#### Work request
Extract the full set of records that follows, word for word.

[Data extracted from a collection]
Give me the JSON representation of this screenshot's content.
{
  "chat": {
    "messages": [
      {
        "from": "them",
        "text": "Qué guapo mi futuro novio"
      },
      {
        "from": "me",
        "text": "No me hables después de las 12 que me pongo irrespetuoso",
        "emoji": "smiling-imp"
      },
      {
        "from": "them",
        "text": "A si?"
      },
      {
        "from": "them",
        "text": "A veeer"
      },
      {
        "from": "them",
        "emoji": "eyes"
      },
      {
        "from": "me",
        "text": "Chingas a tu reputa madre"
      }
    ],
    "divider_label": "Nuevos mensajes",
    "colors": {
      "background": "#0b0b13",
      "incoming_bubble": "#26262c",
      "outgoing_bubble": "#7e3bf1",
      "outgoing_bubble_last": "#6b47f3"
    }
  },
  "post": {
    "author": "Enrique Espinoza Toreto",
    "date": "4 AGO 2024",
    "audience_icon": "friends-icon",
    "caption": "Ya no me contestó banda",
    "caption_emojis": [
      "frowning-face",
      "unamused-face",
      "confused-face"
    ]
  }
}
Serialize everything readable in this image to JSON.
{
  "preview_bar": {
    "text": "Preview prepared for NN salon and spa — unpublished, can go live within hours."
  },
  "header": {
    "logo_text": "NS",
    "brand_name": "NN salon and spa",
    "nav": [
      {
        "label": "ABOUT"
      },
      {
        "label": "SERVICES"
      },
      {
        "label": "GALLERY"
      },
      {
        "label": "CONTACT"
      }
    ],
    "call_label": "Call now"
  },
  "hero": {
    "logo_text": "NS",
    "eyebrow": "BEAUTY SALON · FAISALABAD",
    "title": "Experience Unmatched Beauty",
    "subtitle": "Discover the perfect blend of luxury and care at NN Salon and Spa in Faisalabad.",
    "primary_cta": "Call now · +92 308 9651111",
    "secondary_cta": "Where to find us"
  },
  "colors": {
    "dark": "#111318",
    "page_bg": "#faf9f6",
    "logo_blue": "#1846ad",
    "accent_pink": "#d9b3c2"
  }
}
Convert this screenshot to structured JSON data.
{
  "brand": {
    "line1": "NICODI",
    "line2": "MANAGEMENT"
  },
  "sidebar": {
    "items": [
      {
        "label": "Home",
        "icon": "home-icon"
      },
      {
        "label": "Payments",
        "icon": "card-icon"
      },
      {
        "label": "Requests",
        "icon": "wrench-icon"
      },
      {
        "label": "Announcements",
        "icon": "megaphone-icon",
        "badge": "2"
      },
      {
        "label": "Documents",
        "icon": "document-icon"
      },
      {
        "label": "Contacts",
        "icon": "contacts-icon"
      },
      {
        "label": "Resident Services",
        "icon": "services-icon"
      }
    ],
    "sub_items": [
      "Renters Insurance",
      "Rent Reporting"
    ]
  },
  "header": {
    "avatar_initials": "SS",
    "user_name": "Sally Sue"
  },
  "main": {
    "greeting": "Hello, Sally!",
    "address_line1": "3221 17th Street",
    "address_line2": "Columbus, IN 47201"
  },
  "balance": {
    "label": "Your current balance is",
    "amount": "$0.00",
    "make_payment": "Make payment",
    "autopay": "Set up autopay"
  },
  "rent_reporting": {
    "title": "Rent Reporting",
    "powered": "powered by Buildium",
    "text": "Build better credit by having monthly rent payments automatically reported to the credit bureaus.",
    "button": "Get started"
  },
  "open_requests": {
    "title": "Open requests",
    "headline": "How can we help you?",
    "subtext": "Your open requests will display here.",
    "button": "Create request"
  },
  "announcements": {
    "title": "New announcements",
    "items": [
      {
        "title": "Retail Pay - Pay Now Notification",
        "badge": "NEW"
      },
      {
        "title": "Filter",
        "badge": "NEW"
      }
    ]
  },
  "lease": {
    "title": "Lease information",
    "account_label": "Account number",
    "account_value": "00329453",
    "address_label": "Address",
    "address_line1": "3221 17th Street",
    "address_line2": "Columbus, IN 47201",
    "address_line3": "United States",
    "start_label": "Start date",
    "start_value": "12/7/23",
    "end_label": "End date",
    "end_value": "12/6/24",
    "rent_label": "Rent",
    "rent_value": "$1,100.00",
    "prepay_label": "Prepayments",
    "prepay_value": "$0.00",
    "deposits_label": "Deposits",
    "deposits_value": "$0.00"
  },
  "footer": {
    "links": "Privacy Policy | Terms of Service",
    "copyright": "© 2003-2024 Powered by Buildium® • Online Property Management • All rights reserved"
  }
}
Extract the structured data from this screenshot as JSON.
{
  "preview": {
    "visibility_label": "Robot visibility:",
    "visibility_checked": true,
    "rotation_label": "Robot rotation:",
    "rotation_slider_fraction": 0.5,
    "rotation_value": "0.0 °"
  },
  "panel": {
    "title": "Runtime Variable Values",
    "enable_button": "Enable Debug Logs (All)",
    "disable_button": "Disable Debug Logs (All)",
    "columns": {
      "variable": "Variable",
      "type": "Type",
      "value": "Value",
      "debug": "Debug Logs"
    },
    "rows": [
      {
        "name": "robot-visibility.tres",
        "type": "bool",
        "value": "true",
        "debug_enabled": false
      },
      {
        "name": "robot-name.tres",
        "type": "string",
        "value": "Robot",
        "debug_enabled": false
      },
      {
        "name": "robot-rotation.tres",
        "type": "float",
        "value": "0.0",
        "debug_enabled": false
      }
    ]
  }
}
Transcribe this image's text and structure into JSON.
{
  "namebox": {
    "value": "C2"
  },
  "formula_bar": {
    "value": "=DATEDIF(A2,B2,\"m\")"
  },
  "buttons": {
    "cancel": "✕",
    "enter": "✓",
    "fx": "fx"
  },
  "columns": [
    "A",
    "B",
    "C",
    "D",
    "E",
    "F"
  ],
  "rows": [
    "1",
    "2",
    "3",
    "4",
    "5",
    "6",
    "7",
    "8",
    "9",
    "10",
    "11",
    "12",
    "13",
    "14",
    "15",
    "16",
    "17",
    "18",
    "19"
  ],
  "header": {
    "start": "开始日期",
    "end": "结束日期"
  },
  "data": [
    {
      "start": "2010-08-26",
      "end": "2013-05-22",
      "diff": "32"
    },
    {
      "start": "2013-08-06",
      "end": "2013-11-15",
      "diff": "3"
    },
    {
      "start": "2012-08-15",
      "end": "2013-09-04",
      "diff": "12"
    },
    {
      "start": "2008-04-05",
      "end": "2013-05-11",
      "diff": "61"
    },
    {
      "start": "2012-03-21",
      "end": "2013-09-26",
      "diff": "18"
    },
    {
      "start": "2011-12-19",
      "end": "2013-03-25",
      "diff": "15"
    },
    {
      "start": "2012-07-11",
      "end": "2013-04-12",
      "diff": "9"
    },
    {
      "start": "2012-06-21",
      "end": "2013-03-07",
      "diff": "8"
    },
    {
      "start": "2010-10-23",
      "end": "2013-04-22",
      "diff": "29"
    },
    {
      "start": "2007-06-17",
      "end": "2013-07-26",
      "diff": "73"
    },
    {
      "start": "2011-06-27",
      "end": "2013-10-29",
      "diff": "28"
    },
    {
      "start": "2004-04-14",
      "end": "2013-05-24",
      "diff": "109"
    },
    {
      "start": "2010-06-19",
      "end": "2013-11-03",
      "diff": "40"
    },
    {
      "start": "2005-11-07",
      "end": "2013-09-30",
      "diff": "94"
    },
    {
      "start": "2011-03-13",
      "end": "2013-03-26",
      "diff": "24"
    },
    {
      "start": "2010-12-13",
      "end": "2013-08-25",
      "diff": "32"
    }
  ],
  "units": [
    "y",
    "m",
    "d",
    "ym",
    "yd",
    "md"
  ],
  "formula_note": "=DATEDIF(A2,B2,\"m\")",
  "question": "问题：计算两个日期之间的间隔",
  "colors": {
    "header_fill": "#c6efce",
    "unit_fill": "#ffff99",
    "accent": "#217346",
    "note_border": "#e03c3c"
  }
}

#### Exercise solution
Give me the JSON representation of this screenshot's content.
{
  "chat": {
    "messages": [
      {
        "from": "them",
        "text": "Qué guapo mi futuro novio"
      },
      {
        "from": "me",
        "text": "No me hables después de las 12 que me pongo irrespetuoso",
        "emoji": "smiling-imp"
      },
      {
        "from": "them",
        "text": "A si?"
      },
      {
        "from": "them",
        "text": "A veeer"
      },
      {
        "from": "them",
        "emoji": "eyes"
      },
      {
        "from": "me",
        "text": "Chingas a tu reputa madre"
      }
    ],
    "divider_label": "Nuevos mensajes",
    "colors": {
      "background": "#0b0b13",
      "incoming_bubble": "#26262c",
      "outgoing_bubble": "#7e3bf1",
      "outgoing_bubble_last": "#6b47f3"
    }
  },
  "post": {
    "author": "Enrique Espinoza Toreto",
    "date": "4 AGO 2024",
    "audience_icon": "friends-icon",
    "caption": "Ya no me contestó banda",
    "caption_emojis": [
      "frowning-face",
      "unamused-face",
      "confused-face"
    ]
  }
}
Serialize everything readable in this image to JSON.
{
  "preview_bar": {
    "text": "Preview prepared for NN salon and spa — unpublished, can go live within hours."
  },
  "header": {
    "logo_text": "NS",
    "brand_name": "NN salon and spa",
    "nav": [
      {
        "label": "ABOUT"
      },
      {
        "label": "SERVICES"
      },
      {
        "label": "GALLERY"
      },
      {
        "label": "CONTACT"
      }
    ],
    "call_label": "Call now"
  },
  "hero": {
    "logo_text": "NS",
    "eyebrow": "BEAUTY SALON · FAISALABAD",
    "title": "Experience Unmatched Beauty",
    "subtitle": "Discover the perfect blend of luxury and care at NN Salon and Spa in Faisalabad.",
    "primary_cta": "Call now · +92 308 9651111",
    "secondary_cta": "Where to find us"
  },
  "colors": {
    "dark": "#111318",
    "page_bg": "#faf9f6",
    "logo_blue": "#1846ad",
    "accent_pink": "#d9b3c2"
  }
}
Convert this screenshot to structured JSON data.
{
  "brand": {
    "line1": "NICODI",
    "line2": "MANAGEMENT"
  },
  "sidebar": {
    "items": [
      {
        "label": "Home",
        "icon": "home-icon"
      },
      {
        "label": "Payments",
        "icon": "card-icon"
      },
      {
        "label": "Requests",
        "icon": "wrench-icon"
      },
      {
        "label": "Announcements",
        "icon": "megaphone-icon",
        "badge": "2"
      },
      {
        "label": "Documents",
        "icon": "document-icon"
      },
      {
        "label": "Contacts",
        "icon": "contacts-icon"
      },
      {
        "label": "Resident Services",
        "icon": "services-icon"
      }
    ],
    "sub_items": [
      "Renters Insurance",
      "Rent Reporting"
    ]
  },
  "header": {
    "avatar_initials": "SS",
    "user_name": "Sally Sue"
  },
  "main": {
    "greeting": "Hello, Sally!",
    "address_line1": "3221 17th Street",
    "address_line2": "Columbus, IN 47201"
  },
  "balance": {
    "label": "Your current balance is",
    "amount": "$0.00",
    "make_payment": "Make payment",
    "autopay": "Set up autopay"
  },
  "rent_reporting": {
    "title": "Rent Reporting",
    "powered": "powered by Buildium",
    "text": "Build better credit by having monthly rent payments automatically reported to the credit bureaus.",
    "button": "Get started"
  },
  "open_requests": {
    "title": "Open requests",
    "headline": "How can we help you?",
    "subtext": "Your open requests will display here.",
    "button": "Create request"
  },
  "announcements": {
    "title": "New announcements",
    "items": [
      {
        "title": "Retail Pay - Pay Now Notification",
        "badge": "NEW"
      },
      {
        "title": "Filter",
        "badge": "NEW"
      }
    ]
  },
  "lease": {
    "title": "Lease information",
    "account_label": "Account number",
    "account_value": "00329453",
    "address_label": "Address",
    "address_line1": "3221 17th Street",
    "address_line2": "Columbus, IN 47201",
    "address_line3": "United States",
    "start_label": "Start date",
    "start_value": "12/7/23",
    "end_label": "End date",
    "end_value": "12/6/24",
    "rent_label": "Rent",
    "rent_value": "$1,100.00",
    "prepay_label": "Prepayments",
    "prepay_value": "$0.00",
    "deposits_label": "Deposits",
    "deposits_value": "$0.00"
  },
  "footer": {
    "links": "Privacy Policy | Terms of Service",
    "copyright": "© 2003-2024 Powered by Buildium® • Online Property Management • All rights reserved"
  }
}
Extract the structured data from this screenshot as JSON.
{
  "preview": {
    "visibility_label": "Robot visibility:",
    "visibility_checked": true,
    "rotation_label": "Robot rotation:",
    "rotation_slider_fraction": 0.5,
    "rotation_value": "0.0 °"
  },
  "panel": {
    "title": "Runtime Variable Values",
    "enable_button": "Enable Debug Logs (All)",
    "disable_button": "Disable Debug Logs (All)",
    "columns": {
      "variable": "Variable",
      "type": "Type",
      "value": "Value",
      "debug": "Debug Logs"
    },
    "rows": [
      {
        "name": "robot-visibility.tres",
        "type": "bool",
        "value": "true",
        "debug_enabled": false
      },
      {
        "name": "robot-name.tres",
        "type": "string",
        "value": "Robot",
        "debug_enabled": false
      },
      {
        "name": "robot-rotation.tres",
        "type": "float",
        "value": "0.0",
        "debug_enabled": false
      }
    ]
  }
}
Transcribe this image's text and structure into JSON.
{
  "namebox": {
    "value": "C2"
  },
  "formula_bar": {
    "value": "=DATEDIF(A2,B2,\"m\")"
  },
  "buttons": {
    "cancel": "✕",
    "enter": "✓",
    "fx": "fx"
  },
  "columns": [
    "A",
    "B",
    "C",
    "D",
    "E",
    "F"
  ],
  "rows": [
    "1",
    "2",
    "3",
    "4",
    "5",
    "6",
    "7",
    "8",
    "9",
    "10",
    "11",
    "12",
    "13",
    "14",
    "15",
    "16",
    "17",
    "18",
    "19"
  ],
  "header": {
    "start": "开始日期",
    "end": "结束日期"
  },
  "data": [
    {
      "start": "2010-08-26",
      "end": "2013-05-22",
      "diff": "32"
    },
    {
      "start": "2013-08-06",
      "end": "2013-11-15",
      "diff": "3"
    },
    {
      "start": "2012-08-15",
      "end": "2013-09-04",
      "diff": "12"
    },
    {
      "start": "2008-04-05",
      "end": "2013-05-11",
      "diff": "61"
    },
    {
      "start": "2012-03-21",
      "end": "2013-09-26",
      "diff": "18"
    },
    {
      "start": "2011-12-19",
      "end": "2013-03-25",
      "diff": "15"
    },
    {
      "start": "2012-07-11",
      "end": "2013-04-12",
      "diff": "9"
    },
    {
      "start": "2012-06-21",
      "end": "2013-03-07",
      "diff": "8"
    },
    {
      "start": "2010-10-23",
      "end": "2013-04-22",
      "diff": "29"
    },
    {
      "start": "2007-06-17",
      "end": "2013-07-26",
      "diff": "73"
    },
    {
      "start": "2011-06-27",
      "end": "2013-10-29",
      "diff": "28"
    },
    {
      "start": "2004-04-14",
      "end": "2013-05-24",
      "diff": "109"
    },
    {
      "start": "2010-06-19",
      "end": "2013-11-03",
      "diff": "40"
    },
    {
      "start": "2005-11-07",
      "end": "2013-09-30",
      "diff": "94"
    },
    {
      "start": "2011-03-13",
      "end": "2013-03-26",
      "diff": "24"
    },
    {
      "start": "2010-12-13",
      "end": "2013-08-25",
      "diff": "32"
    }
  ],
  "units": [
    "y",
    "m",
    "d",
    "ym",
    "yd",
    "md"
  ],
  "formula_note": "=DATEDIF(A2,B2,\"m\")",
  "question": "问题：计算两个日期之间的间隔",
  "colors": {
    "header_fill": "#c6efce",
    "unit_fill": "#ffff99",
    "accent": "#217346",
    "note_border": "#e03c3c"
  }
}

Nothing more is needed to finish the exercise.